That’s it. After all that build up, Christmas and New Year are over for another year and I’m feeling a bit bereft. While hot cross buns and other Easter paraphernalia are starting to sneak into the supermarkets, I haven’t even taken down the Christmas trees yet (yes, we have two. Just because).
If you’re anything like me and feeling the misery of the post-Christmas abyss, here are some tips on how to cope with these blues.
Hands up if you’re one of the very many who have included getting healthier as part of your New Year’s resolutions.
While you might’ve made this resolution because of peer pressure or wine goggles, it’s not a bad idea to try to honour it. Not only is it actually a darned good promise to make your body for the sake of its health, a good diet and exercise regime will also help mitigate any stress and bad moods associated with the post-Chrissy blues.
Have a tree un-decorating party
According to Christmas tradition dating back to the 4th century, you should take your Christmas tree and decorations down on the eve of the Epiphany, or 12 nights after Christmas (5 or 6 January depending on whether you count 25 December as day one). The Epiphany marks the day that the three wise men visited the baby Jesus. Leaving your decorations up beyond this date is considered bad luck.

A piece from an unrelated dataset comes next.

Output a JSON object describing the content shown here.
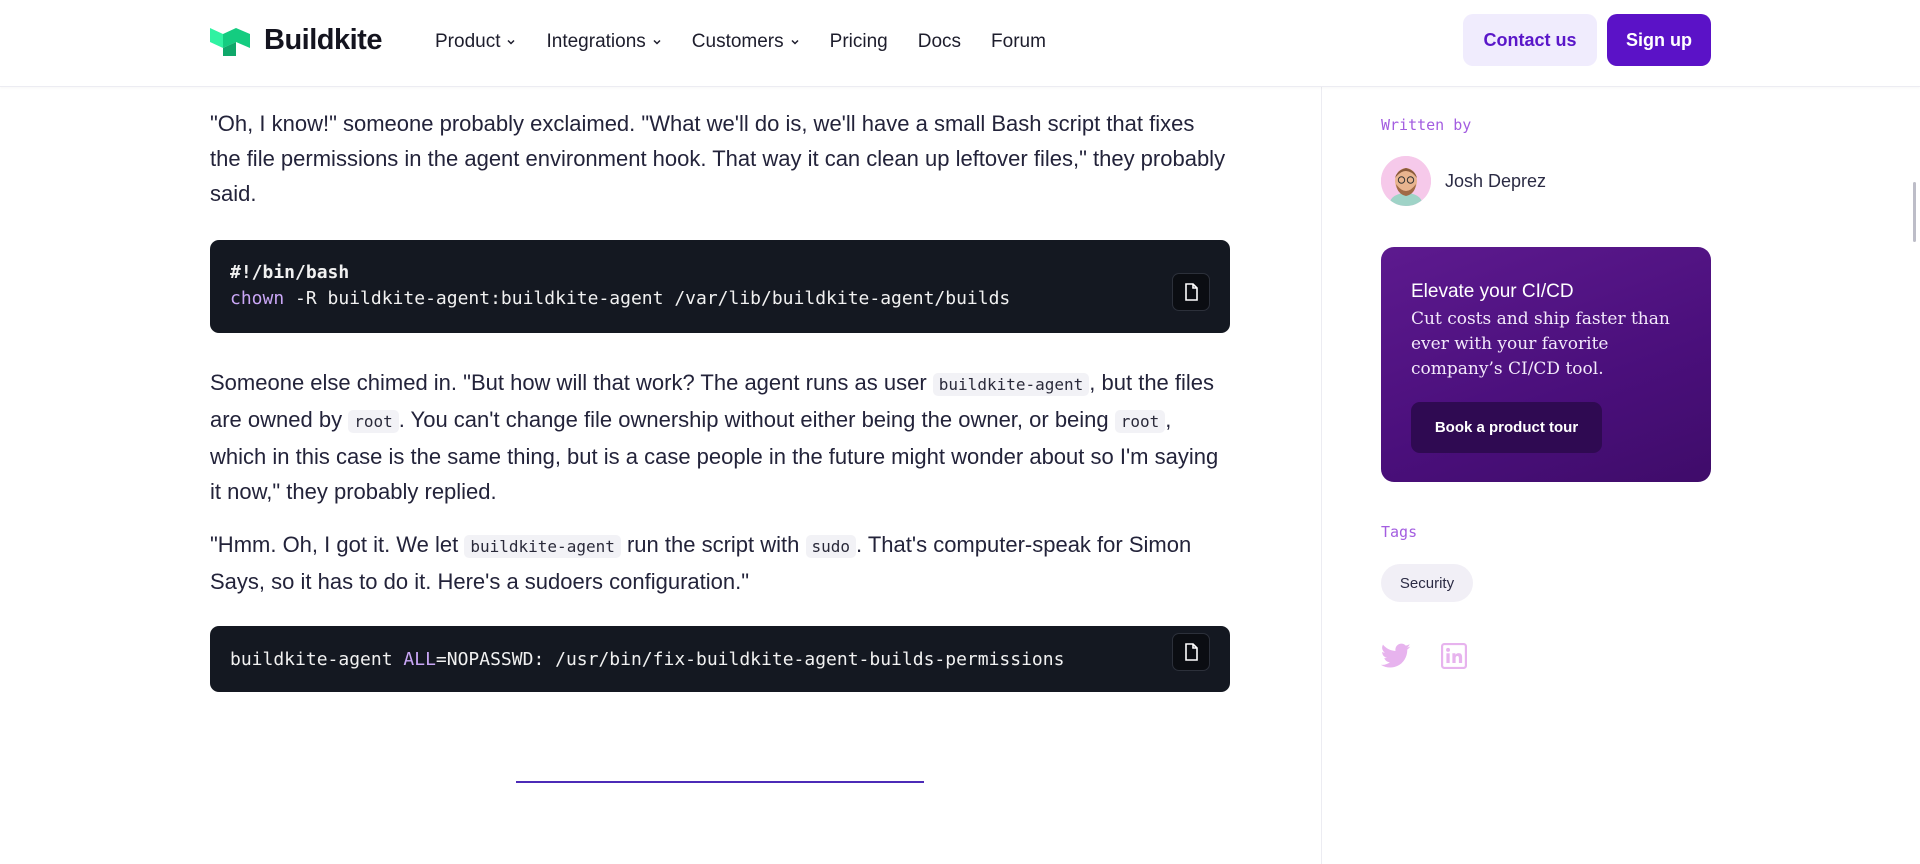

Regardless of when you decide to take down your tree, it doesn’t have to be a glum affair. To make tree un-decorating as festive as tree decorating, why not turn it into a party? Throw on some tunes, get some party food going and organise fun competitions like who can successfully toss the baubles back into the correct boxes, or bauble and spoon races (stick to non-fragile decorations for these).
For something a bit quicker and more spectacular, check out this world record holder for the fastest time to un-decorate a tree.
Source: Record Setter, via YouTube
Accentuate the positives
In our rose-tinted memories, we remember all the lovely things about Christmas and forget all the bad stuff. For example:
- Deciding who to buy presents for, e.g. to include or not include B-grade friends, certain relatives and your boss’ wife.
- Deciding on what presents to buy them.
- Actually having to buy them.
- Battling shopping crowds to buy them.
- Battling shopping crowds to also buy Christmas food.
- Battling shopping crowds even when all you want to do is buy a carton of milk.
- Having to apologise profusely to your poor overworked wallet.
- Having to endure bad Christmas music.
- Having to endure good Christmas music that goes bad after high-intensity repetition and horribly butchered renditions by failed reality TV show contestants.
- Awkward family gatherings with nosy Aunt Sue enquiring about the state of everyone’s love life and your wannabe-eco-warrior niece Sally crying because, even though she spent the last year proselytising that Christmas is over-commercialised murder on the environment and everyone who celebrates it is evil, no one bought her a present. Which brings us to…
- Disappointing presents (given and received).
- Eating the equivalent of two months’ worth of meals in one week.
- Feeling bad having to bin the Christmas ham after a few days because you can’t stand even looking at it anymore.
- The pressure to do something interesting and fun for New Year’s Eve when all you want to do is curl up in front of the telly and fall asleep by 9am.
Are we having fun yet?
There’s no better way of beating the post-Christmas blues than by celebrating the fact that all of the above are done and dusted for the next 11 months. Enjoy having your sanity (and money) back!
Make the most of the rest of summer
Huge apologies to our Northern hemisphere friends who are experiencing a harsh winter.
Here in Australia, we are lucky that any post-Christmas blues are mitigated by the fact that it’s still summer. So make the most of it with trips to the beach, river or pool, backyard BBQs and lovely evening walks.
Do some volunteer work
Volunteering is a great way to distract yourself from your low mood while at the same time making the world a better place. Ask the local charity stores if they need help sorting through the post-Christmas influx of donations (aka unwanted presents). You could also try animal shelters, who may be dealing with an increased number of unwanted pets.
Remember that there are plenty of other things to look forward to before Christmas rolls around again
You know how we complain about how quickly time flies? Use this thought to your advantage because before you know it, Christmas will come around again (as early as September if you’re lucky). In the meantime, there’ll be other delights to look forward to throughout the year, like birthdays, Easter, Halloween and the kids going back to school after the holidays (admit that you just got a little excited there).